▸ **EXERCISE REQUIREMENTS**: Would you please copy each line of the listing that mentions "target"?

(STORED DATA Opens)

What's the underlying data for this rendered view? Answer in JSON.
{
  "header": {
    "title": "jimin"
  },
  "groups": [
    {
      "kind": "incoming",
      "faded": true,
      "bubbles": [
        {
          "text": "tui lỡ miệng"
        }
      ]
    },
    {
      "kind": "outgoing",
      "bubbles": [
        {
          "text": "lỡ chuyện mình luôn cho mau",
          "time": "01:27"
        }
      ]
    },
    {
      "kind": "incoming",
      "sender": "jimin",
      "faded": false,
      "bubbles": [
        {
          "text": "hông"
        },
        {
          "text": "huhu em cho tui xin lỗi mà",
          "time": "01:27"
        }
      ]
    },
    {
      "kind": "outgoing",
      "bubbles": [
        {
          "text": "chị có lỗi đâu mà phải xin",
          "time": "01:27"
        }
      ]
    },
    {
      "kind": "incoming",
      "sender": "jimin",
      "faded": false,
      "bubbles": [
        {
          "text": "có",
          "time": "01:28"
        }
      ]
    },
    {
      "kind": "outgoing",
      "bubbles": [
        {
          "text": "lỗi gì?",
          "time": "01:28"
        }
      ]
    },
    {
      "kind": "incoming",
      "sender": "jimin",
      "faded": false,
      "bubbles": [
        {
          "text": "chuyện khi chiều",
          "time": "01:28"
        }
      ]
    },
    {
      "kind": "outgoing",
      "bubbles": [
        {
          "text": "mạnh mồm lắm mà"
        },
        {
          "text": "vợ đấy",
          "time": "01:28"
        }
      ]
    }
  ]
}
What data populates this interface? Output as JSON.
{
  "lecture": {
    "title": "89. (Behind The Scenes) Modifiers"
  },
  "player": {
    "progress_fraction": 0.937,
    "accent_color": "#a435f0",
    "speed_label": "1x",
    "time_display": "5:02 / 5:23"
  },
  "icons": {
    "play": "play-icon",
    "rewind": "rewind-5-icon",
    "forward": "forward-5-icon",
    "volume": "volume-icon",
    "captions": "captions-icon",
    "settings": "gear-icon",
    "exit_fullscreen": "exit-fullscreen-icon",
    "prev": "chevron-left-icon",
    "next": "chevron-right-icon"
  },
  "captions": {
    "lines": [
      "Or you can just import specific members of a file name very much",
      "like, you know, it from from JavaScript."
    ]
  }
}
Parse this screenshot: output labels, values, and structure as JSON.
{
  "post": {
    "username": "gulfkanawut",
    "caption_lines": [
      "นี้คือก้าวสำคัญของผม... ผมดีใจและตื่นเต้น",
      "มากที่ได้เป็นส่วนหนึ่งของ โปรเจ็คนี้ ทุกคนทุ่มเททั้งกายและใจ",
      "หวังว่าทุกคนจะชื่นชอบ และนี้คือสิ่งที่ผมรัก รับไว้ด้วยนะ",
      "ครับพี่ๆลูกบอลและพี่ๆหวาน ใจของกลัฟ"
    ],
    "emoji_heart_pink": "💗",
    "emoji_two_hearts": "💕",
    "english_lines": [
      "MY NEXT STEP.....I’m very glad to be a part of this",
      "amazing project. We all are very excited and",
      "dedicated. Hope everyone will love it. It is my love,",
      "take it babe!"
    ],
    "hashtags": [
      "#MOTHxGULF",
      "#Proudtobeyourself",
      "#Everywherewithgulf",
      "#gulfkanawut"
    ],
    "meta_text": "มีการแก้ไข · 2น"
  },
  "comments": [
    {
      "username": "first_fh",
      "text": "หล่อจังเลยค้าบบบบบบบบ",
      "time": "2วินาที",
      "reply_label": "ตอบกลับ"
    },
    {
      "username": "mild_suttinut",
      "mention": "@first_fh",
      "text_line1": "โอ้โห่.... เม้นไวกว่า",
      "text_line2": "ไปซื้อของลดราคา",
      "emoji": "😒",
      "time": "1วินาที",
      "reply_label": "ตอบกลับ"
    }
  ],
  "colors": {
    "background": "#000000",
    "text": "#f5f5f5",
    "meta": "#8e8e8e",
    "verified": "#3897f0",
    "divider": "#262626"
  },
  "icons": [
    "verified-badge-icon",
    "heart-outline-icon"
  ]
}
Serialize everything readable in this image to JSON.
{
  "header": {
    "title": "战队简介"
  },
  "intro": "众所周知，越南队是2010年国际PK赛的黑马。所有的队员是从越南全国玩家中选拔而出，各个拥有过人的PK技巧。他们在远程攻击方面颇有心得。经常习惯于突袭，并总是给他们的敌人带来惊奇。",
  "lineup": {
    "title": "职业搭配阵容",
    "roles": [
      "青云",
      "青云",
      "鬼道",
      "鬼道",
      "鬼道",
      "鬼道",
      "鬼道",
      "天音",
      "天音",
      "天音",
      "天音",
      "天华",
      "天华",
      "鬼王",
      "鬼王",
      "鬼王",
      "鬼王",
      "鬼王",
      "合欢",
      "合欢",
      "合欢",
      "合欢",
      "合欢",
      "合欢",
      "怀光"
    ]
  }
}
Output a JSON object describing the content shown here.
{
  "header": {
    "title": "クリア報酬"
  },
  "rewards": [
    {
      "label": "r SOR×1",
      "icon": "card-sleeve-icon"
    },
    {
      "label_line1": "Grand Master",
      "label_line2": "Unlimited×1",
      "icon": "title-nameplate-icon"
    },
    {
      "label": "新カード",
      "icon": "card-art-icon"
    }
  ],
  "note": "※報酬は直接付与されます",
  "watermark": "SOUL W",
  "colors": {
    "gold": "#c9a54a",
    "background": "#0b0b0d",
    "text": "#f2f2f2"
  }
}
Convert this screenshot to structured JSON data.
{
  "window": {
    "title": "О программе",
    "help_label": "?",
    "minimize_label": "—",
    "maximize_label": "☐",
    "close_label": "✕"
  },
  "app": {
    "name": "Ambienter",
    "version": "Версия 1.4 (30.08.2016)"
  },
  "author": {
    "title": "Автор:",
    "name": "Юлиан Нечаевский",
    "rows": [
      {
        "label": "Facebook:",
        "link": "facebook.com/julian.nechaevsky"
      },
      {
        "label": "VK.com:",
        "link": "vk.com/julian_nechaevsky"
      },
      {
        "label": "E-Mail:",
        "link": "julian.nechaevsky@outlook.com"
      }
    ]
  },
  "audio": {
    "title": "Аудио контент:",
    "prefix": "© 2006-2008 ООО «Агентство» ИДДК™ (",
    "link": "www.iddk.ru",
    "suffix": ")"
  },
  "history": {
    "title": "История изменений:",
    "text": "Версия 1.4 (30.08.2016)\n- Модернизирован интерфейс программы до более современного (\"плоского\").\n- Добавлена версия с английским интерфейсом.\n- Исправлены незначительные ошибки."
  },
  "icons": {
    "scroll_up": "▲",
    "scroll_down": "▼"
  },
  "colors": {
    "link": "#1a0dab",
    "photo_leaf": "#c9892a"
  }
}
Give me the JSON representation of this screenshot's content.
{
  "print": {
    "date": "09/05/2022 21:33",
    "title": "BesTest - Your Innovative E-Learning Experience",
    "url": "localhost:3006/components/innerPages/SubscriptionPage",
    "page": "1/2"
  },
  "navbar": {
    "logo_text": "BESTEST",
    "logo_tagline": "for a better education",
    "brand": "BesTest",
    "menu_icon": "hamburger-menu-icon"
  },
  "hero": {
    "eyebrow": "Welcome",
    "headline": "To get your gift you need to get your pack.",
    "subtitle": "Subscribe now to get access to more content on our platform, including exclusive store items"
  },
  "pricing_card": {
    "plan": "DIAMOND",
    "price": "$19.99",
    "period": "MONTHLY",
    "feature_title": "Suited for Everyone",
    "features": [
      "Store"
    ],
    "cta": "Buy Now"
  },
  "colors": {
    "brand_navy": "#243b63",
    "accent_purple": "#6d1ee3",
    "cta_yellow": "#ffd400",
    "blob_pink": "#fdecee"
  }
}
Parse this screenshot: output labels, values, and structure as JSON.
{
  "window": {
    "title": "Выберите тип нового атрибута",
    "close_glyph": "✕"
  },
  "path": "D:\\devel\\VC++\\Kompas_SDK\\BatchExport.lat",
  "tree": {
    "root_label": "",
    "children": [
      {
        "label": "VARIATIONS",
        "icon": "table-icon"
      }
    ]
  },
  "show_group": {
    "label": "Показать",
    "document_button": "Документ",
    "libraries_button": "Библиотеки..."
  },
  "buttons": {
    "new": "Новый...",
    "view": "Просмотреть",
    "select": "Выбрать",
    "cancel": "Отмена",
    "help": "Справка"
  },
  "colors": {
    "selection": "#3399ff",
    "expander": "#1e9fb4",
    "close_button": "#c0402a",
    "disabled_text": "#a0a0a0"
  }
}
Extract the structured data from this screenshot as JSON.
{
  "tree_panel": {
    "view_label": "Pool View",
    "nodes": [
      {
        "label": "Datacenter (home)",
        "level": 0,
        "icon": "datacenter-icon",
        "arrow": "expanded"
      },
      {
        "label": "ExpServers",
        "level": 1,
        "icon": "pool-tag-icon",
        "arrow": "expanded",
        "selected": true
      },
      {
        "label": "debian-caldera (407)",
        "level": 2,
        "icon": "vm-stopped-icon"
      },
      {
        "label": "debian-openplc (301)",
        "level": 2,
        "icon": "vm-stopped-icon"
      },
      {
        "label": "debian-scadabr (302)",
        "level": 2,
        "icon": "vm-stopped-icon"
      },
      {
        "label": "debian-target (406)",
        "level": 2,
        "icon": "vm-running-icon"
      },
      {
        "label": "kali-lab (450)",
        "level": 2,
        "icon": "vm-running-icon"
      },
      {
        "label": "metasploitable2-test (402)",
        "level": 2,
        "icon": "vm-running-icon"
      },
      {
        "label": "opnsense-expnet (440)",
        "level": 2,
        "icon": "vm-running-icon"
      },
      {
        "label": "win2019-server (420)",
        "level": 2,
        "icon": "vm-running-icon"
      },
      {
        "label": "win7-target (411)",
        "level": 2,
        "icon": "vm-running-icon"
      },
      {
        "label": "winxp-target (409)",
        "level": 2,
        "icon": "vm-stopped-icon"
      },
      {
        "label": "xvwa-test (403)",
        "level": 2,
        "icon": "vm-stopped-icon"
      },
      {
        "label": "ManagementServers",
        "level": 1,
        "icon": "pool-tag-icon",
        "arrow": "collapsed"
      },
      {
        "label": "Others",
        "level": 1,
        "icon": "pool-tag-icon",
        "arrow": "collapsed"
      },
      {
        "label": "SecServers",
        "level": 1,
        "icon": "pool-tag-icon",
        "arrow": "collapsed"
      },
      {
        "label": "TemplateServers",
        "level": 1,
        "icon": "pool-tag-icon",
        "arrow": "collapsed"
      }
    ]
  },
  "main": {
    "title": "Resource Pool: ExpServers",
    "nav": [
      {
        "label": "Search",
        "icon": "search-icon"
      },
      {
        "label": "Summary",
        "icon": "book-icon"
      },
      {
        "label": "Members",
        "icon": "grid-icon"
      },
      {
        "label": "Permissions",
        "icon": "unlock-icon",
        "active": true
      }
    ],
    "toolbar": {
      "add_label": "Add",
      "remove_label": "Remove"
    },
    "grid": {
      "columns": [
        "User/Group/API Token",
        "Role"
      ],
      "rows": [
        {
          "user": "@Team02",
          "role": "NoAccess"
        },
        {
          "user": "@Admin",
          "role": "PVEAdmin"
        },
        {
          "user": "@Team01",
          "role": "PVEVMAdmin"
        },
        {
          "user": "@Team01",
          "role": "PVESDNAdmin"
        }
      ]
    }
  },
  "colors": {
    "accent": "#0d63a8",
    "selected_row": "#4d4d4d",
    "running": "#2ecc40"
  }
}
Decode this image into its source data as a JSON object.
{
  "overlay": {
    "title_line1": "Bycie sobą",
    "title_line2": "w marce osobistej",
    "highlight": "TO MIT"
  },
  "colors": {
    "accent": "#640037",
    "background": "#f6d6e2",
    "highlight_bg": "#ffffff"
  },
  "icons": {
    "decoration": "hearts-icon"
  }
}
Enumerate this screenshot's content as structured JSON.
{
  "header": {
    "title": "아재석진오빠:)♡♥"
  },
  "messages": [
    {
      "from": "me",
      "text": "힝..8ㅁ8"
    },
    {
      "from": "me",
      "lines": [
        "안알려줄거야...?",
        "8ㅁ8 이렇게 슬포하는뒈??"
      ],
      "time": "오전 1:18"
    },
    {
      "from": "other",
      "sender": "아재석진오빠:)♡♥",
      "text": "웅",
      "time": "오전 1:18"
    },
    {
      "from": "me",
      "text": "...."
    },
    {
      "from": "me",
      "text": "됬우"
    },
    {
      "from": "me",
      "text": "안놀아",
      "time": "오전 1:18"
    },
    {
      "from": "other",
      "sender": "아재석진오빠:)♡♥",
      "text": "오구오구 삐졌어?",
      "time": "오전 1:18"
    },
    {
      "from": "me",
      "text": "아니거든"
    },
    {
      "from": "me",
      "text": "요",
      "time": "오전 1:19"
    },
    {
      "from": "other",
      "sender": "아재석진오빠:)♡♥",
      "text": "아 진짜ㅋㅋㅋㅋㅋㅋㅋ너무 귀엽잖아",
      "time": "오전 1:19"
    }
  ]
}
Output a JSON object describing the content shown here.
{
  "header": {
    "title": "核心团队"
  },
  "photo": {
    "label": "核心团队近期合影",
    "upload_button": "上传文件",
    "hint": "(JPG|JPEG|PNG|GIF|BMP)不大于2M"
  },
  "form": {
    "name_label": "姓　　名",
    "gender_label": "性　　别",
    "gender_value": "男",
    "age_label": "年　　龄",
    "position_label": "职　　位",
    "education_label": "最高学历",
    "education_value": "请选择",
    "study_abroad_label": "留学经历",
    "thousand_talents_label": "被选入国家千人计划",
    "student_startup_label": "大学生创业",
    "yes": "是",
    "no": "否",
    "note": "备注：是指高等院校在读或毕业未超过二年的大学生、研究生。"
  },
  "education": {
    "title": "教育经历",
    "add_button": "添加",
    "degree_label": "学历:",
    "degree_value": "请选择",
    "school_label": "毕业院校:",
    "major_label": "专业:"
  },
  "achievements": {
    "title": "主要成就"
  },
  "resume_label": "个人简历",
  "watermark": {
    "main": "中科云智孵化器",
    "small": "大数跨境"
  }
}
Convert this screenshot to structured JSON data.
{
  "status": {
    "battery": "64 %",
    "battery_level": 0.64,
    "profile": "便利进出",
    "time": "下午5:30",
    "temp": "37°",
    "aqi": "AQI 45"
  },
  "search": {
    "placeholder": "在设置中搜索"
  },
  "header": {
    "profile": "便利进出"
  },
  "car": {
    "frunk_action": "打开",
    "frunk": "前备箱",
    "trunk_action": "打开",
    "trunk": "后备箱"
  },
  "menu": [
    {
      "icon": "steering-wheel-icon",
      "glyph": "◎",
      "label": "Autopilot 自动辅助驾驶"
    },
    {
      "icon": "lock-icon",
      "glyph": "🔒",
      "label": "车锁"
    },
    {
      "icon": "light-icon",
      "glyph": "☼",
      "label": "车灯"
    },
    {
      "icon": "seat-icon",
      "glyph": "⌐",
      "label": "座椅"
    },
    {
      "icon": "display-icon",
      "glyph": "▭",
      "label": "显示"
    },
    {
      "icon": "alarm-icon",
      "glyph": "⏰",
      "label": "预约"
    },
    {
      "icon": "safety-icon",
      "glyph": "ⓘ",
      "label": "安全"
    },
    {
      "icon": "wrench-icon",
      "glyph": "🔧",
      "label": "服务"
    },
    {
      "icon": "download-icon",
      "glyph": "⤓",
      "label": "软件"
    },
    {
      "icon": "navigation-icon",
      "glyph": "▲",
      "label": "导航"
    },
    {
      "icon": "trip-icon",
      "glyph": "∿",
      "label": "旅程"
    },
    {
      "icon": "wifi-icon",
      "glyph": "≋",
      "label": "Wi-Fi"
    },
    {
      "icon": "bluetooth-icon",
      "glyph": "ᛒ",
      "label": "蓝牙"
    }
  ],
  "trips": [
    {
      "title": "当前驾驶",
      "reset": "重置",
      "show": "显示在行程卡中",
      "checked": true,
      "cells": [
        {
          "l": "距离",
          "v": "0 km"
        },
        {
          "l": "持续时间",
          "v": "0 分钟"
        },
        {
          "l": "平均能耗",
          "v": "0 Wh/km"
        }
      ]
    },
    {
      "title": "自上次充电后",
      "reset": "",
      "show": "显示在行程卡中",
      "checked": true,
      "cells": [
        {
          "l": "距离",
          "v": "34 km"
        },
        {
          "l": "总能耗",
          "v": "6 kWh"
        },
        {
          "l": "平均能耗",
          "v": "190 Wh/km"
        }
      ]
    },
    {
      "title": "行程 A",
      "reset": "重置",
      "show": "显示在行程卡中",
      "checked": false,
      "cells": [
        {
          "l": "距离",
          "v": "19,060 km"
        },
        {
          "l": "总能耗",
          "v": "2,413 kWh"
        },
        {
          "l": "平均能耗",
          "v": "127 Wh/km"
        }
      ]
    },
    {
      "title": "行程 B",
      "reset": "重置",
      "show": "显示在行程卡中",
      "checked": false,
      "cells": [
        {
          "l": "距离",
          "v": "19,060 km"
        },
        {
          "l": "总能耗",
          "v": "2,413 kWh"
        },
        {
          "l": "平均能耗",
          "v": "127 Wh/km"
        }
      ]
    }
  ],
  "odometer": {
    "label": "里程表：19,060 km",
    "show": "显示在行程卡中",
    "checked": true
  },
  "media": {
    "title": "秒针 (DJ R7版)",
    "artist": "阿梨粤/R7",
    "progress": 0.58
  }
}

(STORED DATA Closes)

▸ **ANSWER TO THIS EXERCISE**:
        "label": "debian-target (406)",
        "label": "win7-target (411)",
        "label": "winxp-target (409)",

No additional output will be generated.